‘Altered Carbon: Resleeved’ Review

Nicholas Solomon

Netflix’s Altered Carbon is an inconsistent title.

The first season of the live action cyberpunk show was excellent, but the second was a disappointing mess. Based on a trilogy by author Richard K. Morgan, the story of the Altered Carbon series is centered around mercenary/action hero Takeshi Kovacs. Set centuries from now, humanity is made immortal with technology capable of storing a person’s soul/mind into a small disc called a “stack,” which is placed in the neck/spine upon birth. Basically, that means body swapping is normal, and for the series’ purposes, the show can have different actors play the same character. In the first season, Takeshi was portrayed perfectly by Joel Kinnaman as well as Will Yun Lee. The second saw him being portrayed by Anthony Mackie, who really did the best with what he was given.

Needless to say, I found the recently released Netflix Original’s second season to be a disappointment: I waited a couple years for the series to come back, and what I got was not what I wanted. Then, less than a month later, there came a prequel/self-contained story starring Kovacs, this time in a feature-film, 3D anime format. The film titled ‘Altered Carbon: Resleeved’ was directed by Takeru Nakajima and Yoshiyuki Okada.

Set before the events of the first season, ‘Resleeved’ puts Kovacs on a planet called ‘Latimer’ where he is hired to solve the murder of a Yakuza big-cheese, as well as protect a young tattoo artist. This film’s original voice acting was done in Japanese, but I opted to watch with the English dub enabled. Portrayed by voice actor Ray Chase, this Kovacs is written in alignment to the source material’s vision: a snarky and intimidating dude with a few soft spots, and Chase portrays him in perfect manly-man anime dub fashion. This personality was not there in the second season of the mainline show (one of the biggest weaknesses it had), and I was happy to see the book-faithful Kovacs return. Among other voice actors, Chris Conner returns from the main series. While Conner portrayed the Edgar Allan Poe themed hotel AI in the show, here he played an entirely different AI named ‘Ogai’ although he still brought as much levity to the film as he did in the show.

Now, the aspects that mattered the most to me while I was watching were the animation, the characters and the writing as a whole. I am not a huge anime fan; there is only one series I have ever followed religiously in both the manga and anime formats it is under, but I knew going in that an anime artstyle can be very hit or miss when in a 3D format. I was thus highly skeptical of the format watching the trailer. However, when I finally sat down and watch the movie, I was pleasantly surprised. Done in a unique cel-shaded manner, the animation for this film is great. At first jarring coming from either the 2D animation or live-action I am used to, I got into it fairly quickly, and it surprisingly fits within the existing ‘Carbon’ cyberpunk world. Characters are as well drawn as the urban environments. One thing in particular that absolutely blew me away was the action. I haven’t ever witnessed the detail animation can afford to action scenes until this. I found it often surpassing that of its live-action counterparts in how over-the top and crunchingly brutal it was, something that I never thought could be done in the format.

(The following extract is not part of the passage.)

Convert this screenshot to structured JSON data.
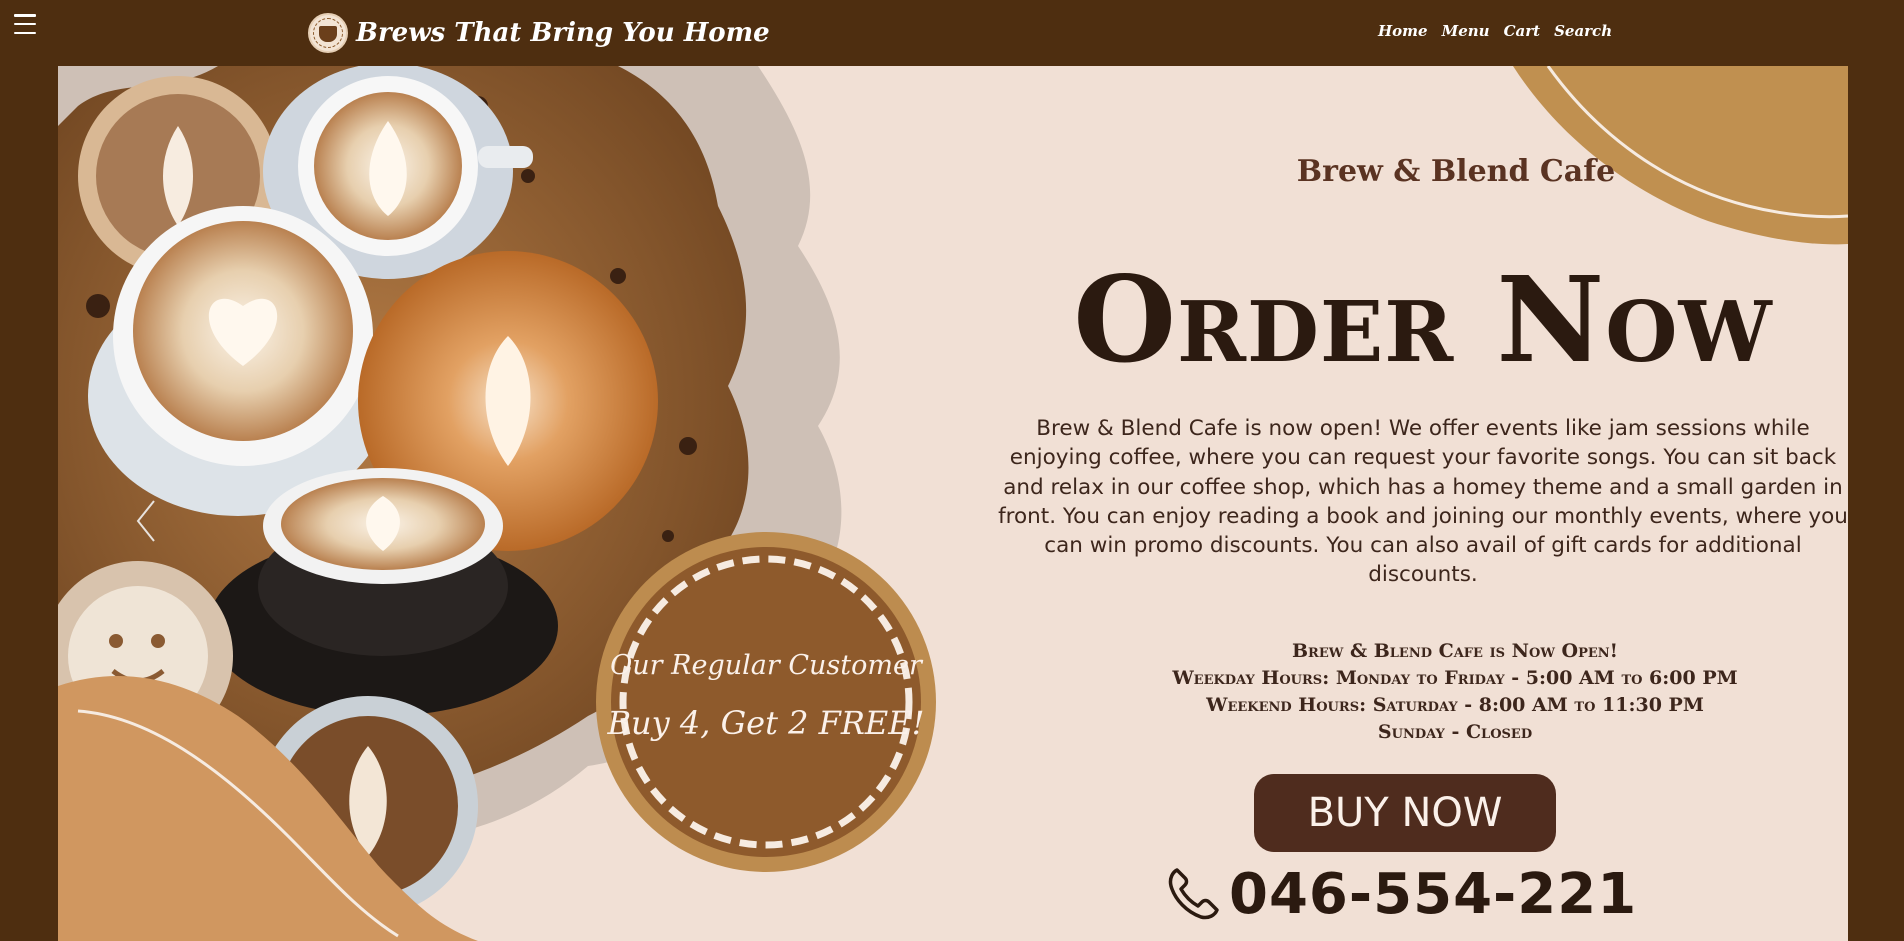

Then there’s the characters and overall story. It would be a crime to mention just Kovacs and Yogai, as the other leads deserve recognition. Brittany Cox as the tattooist Holly and Elizabeth Maxwell as future-cop Gena do excellent jobs; none of them pulled me out of the experience I was immersed in, and that goes double for all the other supporting characters, mostly consisting of Yakuza muscle. So, the only real sticking point I have with this movie is the direction the story takes as it nears its end. It starts very strong, bringing back our series protagonist and introducing his new conflict. However, once it nears its climax, it just loses all its steam. As soon as the mystery is brought to its head, you’re left asking “is that it?” feeling vaguely unfulfilled. I definitely wanted more, in a negative rather than positive manner.

To give my verdict, I thoroughly enjoyed ‘Altered Carbon: Resleeved’. While I was skeptical at first, I dove right in, and I had a ton of fun with it. Although it did leave something to be desired as mentioned, it was much more satisfying and coherent than the second season of the main show. One can only hope this leaves the door open for more animated films set in the Altered Carbon universe because if they are like this installment or possibly even better, then I will devour all of them.

Edited by Hannah Alleyne, Joelle Conway